_Task statement_: Retype the listing exactly as it stands, and keep every image out.
─── Records for this task ───
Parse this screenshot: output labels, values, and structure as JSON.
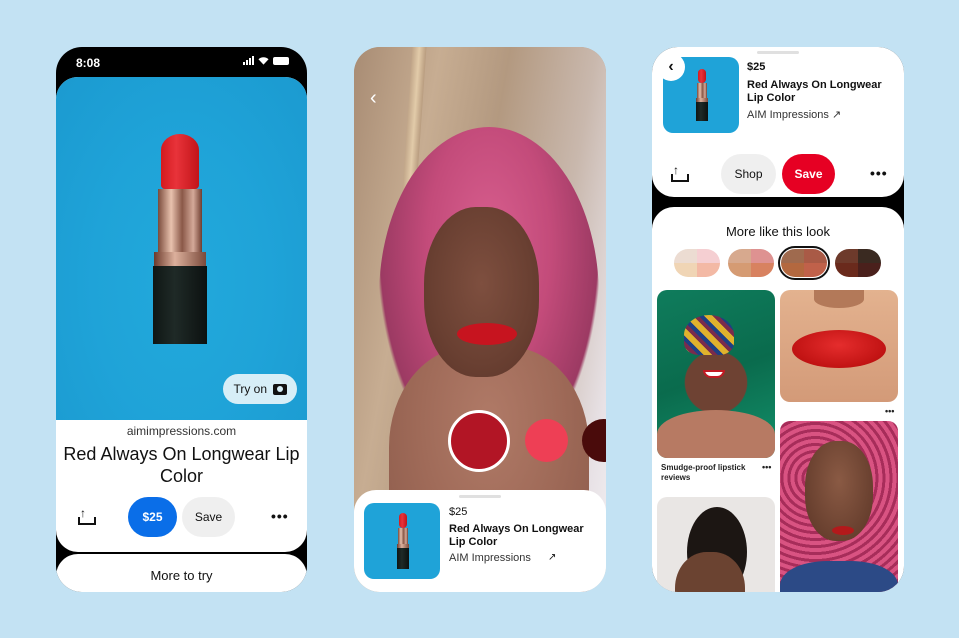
{
  "phone1": {
    "status_time": "8:08",
    "try_on_label": "Try on",
    "domain": "aimimpressions.com",
    "title": "Red Always On Longwear Lip Color",
    "price_button": "$25",
    "save_button": "Save",
    "more_label": "•••",
    "more_to_try": "More to try",
    "colors": {
      "price_button_bg": "#0a6ee8",
      "save_button_bg": "#efefef"
    }
  },
  "phone2": {
    "back_label": "‹",
    "shades": [
      {
        "name": "selected-red",
        "color": "#b21525"
      },
      {
        "name": "pink-red",
        "color": "#ee3f55"
      },
      {
        "name": "deep-burgundy",
        "color": "#4a0b0b"
      }
    ],
    "product": {
      "price": "$25",
      "name": "Red Always On Longwear Lip Color",
      "brand": "AIM Impressions",
      "link_arrow": "↗"
    }
  },
  "phone3": {
    "back_label": "‹",
    "product": {
      "price": "$25",
      "name": "Red Always On Longwear Lip Color",
      "brand": "AIM Impressions ↗"
    },
    "shop_button": "Shop",
    "save_button": "Save",
    "more_label": "•••",
    "section_title": "More like this look",
    "skin_tones": [
      {
        "name": "light",
        "colors": [
          "#ecdcd2",
          "#f5cfd2",
          "#f0d5b5",
          "#f3b9a5"
        ],
        "selected": false
      },
      {
        "name": "medium-light",
        "colors": [
          "#d7a98e",
          "#de9291",
          "#d59b73",
          "#d88260"
        ],
        "selected": false
      },
      {
        "name": "medium-dark",
        "colors": [
          "#9f6a4e",
          "#a95a46",
          "#b3683f",
          "#c0614a"
        ],
        "selected": true
      },
      {
        "name": "dark",
        "colors": [
          "#6d3a2b",
          "#3a2a21",
          "#6a2a1c",
          "#4a201c"
        ],
        "selected": false
      }
    ],
    "pins": [
      {
        "caption": "Smudge-proof lipstick reviews",
        "dots": "•••"
      },
      {
        "caption": "",
        "dots": "•••"
      }
    ],
    "colors": {
      "save_button_bg": "#e60023",
      "shop_button_bg": "#efefef"
    }
  }
}
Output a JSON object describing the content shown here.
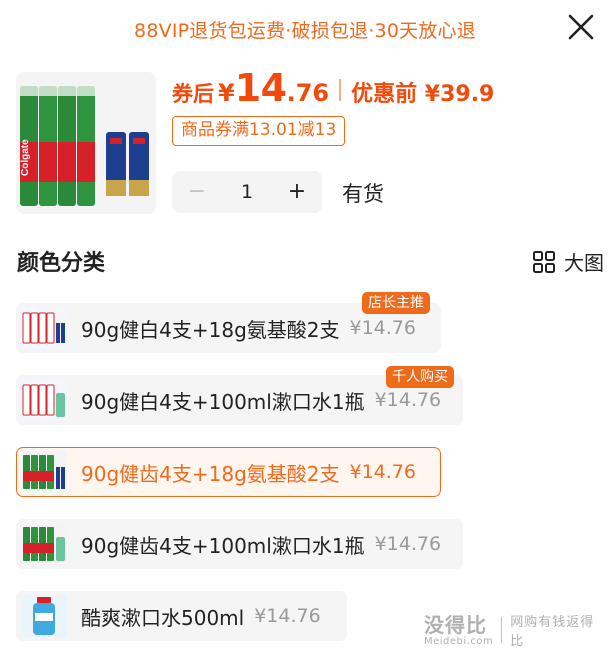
{
  "banner": {
    "text": "88VIP退货包运费·破损包退·30天放心退"
  },
  "product": {
    "price_after_label": "券后",
    "price_currency": "¥",
    "price_int": "14",
    "price_dec": ".76",
    "price_before_text": "优惠前 ¥39.9",
    "coupon_text": "商品券满13.01减13",
    "quantity": "1",
    "minus_label": "−",
    "plus_label": "+",
    "stock_text": "有货",
    "brand_text": "Colgate"
  },
  "section": {
    "title": "颜色分类",
    "view_toggle_label": "大图"
  },
  "options": [
    {
      "name": "90g健白4支+18g氨基酸2支",
      "price": "¥14.76",
      "badge": "店长主推",
      "selected": false
    },
    {
      "name": "90g健白4支+100ml漱口水1瓶",
      "price": "¥14.76",
      "badge": "千人购买",
      "selected": false
    },
    {
      "name": "90g健齿4支+18g氨基酸2支",
      "price": "¥14.76",
      "badge": "",
      "selected": true
    },
    {
      "name": "90g健齿4支+100ml漱口水1瓶",
      "price": "¥14.76",
      "badge": "",
      "selected": false
    },
    {
      "name": "酷爽漱口水500ml",
      "price": "¥14.76",
      "badge": "",
      "selected": false
    }
  ],
  "watermark": {
    "main": "没得比",
    "sub": "Meidebi.com",
    "slogan": "网购有钱返得比"
  },
  "colors": {
    "accent": "#f06a1c",
    "price": "#f04a0c",
    "muted": "#999999",
    "option_bg": "#f5f5f5"
  }
}
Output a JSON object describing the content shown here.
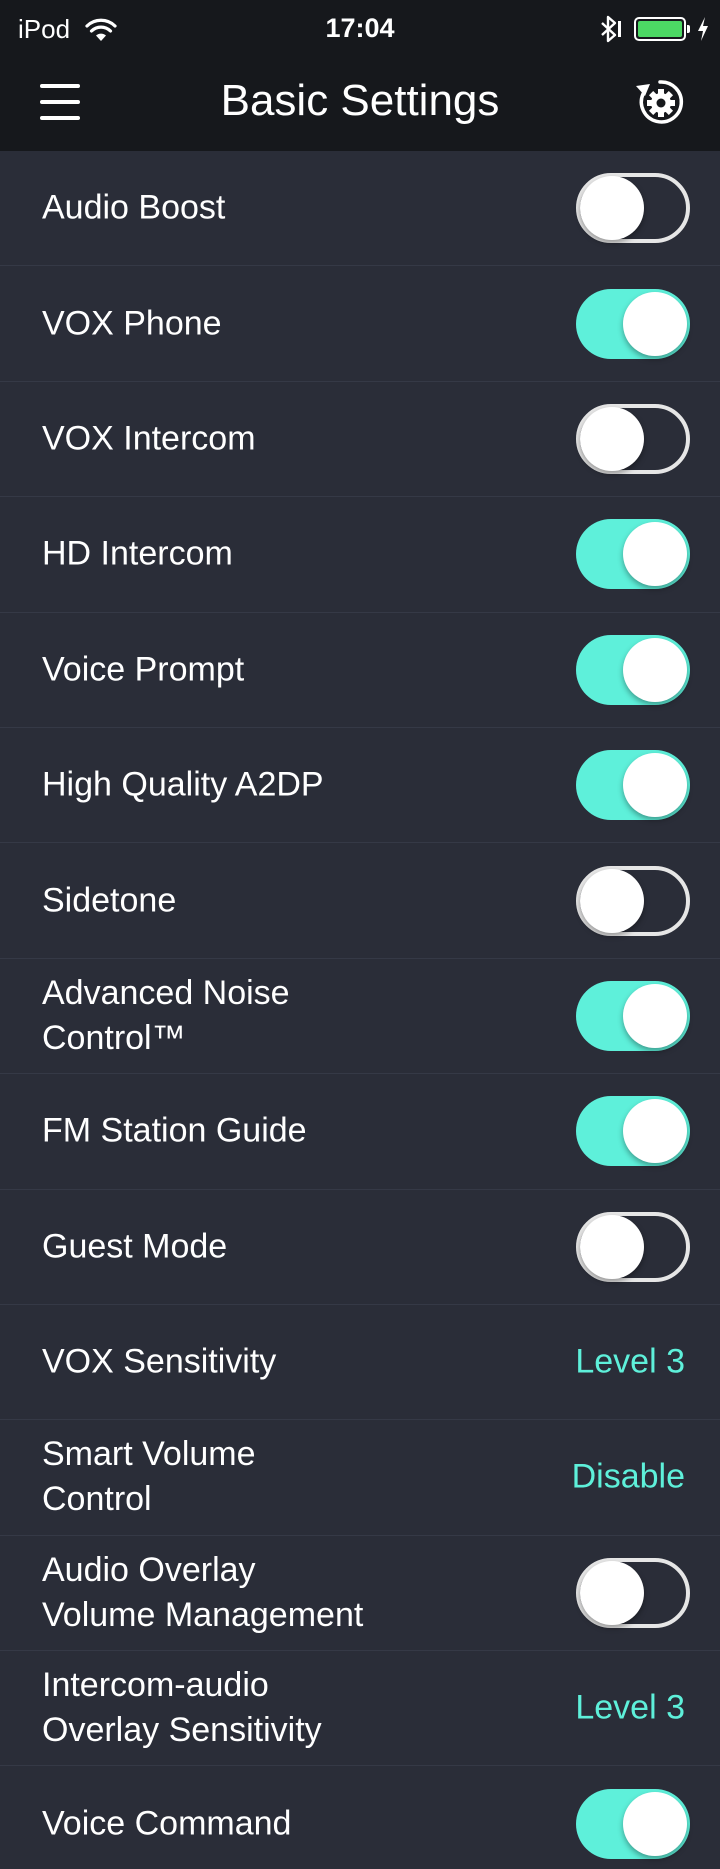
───
_Written reply_:
Parse this screenshot: output labels, values, and structure as JSON.
{
  "phone1": {
    "status_time": "8:08",
    "try_on_label": "Try on",
    "domain": "aimimpressions.com",
    "title": "Red Always On Longwear Lip Color",
    "price_button": "$25",
    "save_button": "Save",
    "more_label": "•••",
    "more_to_try": "More to try",
    "colors": {
      "price_button_bg": "#0a6ee8",
      "save_button_bg": "#efefef"
    }
  },
  "phone2": {
    "back_label": "‹",
    "shades": [
      {
        "name": "selected-red",
        "color": "#b21525"
      },
      {
        "name": "pink-red",
        "color": "#ee3f55"
      },
      {
        "name": "deep-burgundy",
        "color": "#4a0b0b"
      }
    ],
    "product": {
      "price": "$25",
      "name": "Red Always On Longwear Lip Color",
      "brand": "AIM Impressions",
      "link_arrow": "↗"
    }
  },
  "phone3": {
    "back_label": "‹",
    "product": {
      "price": "$25",
      "name": "Red Always On Longwear Lip Color",
      "brand": "AIM Impressions ↗"
    },
    "shop_button": "Shop",
    "save_button": "Save",
    "more_label": "•••",
    "section_title": "More like this look",
    "skin_tones": [
      {
        "name": "light",
        "colors": [
          "#ecdcd2",
          "#f5cfd2",
          "#f0d5b5",
          "#f3b9a5"
        ],
        "selected": false
      },
      {
        "name": "medium-light",
        "colors": [
          "#d7a98e",
          "#de9291",
          "#d59b73",
          "#d88260"
        ],
        "selected": false
      },
      {
        "name": "medium-dark",
        "colors": [
          "#9f6a4e",
          "#a95a46",
          "#b3683f",
          "#c0614a"
        ],
        "selected": true
      },
      {
        "name": "dark",
        "colors": [
          "#6d3a2b",
          "#3a2a21",
          "#6a2a1c",
          "#4a201c"
        ],
        "selected": false
      }
    ],
    "pins": [
      {
        "caption": "Smudge-proof lipstick reviews",
        "dots": "•••"
      },
      {
        "caption": "",
        "dots": "•••"
      }
    ],
    "colors": {
      "save_button_bg": "#e60023",
      "shop_button_bg": "#efefef"
    }
  }
}
Output a JSON object describing the content shown here.
{
  "banner": {
    "text": "88VIP退货包运费·破损包退·30天放心退"
  },
  "product": {
    "price_after_label": "券后",
    "price_currency": "¥",
    "price_int": "14",
    "price_dec": ".76",
    "price_before_text": "优惠前 ¥39.9",
    "coupon_text": "商品券满13.01减13",
    "quantity": "1",
    "minus_label": "−",
    "plus_label": "+",
    "stock_text": "有货",
    "brand_text": "Colgate"
  },
  "section": {
    "title": "颜色分类",
    "view_toggle_label": "大图"
  },
  "options": [
    {
      "name": "90g健白4支+18g氨基酸2支",
      "price": "¥14.76",
      "badge": "店长主推",
      "selected": false
    },
    {
      "name": "90g健白4支+100ml漱口水1瓶",
      "price": "¥14.76",
      "badge": "千人购买",
      "selected": false
    },
    {
      "name": "90g健齿4支+18g氨基酸2支",
      "price": "¥14.76",
      "badge": "",
      "selected": true
    },
    {
      "name": "90g健齿4支+100ml漱口水1瓶",
      "price": "¥14.76",
      "badge": "",
      "selected": false
    },
    {
      "name": "酷爽漱口水500ml",
      "price": "¥14.76",
      "badge": "",
      "selected": false
    }
  ],
  "watermark": {
    "main": "没得比",
    "sub": "Meidebi.com",
    "slogan": "网购有钱返得比"
  },
  "colors": {
    "accent": "#f06a1c",
    "price": "#f04a0c",
    "muted": "#999999",
    "option_bg": "#f5f5f5"
  }
}
Output a JSON object describing the content shown here.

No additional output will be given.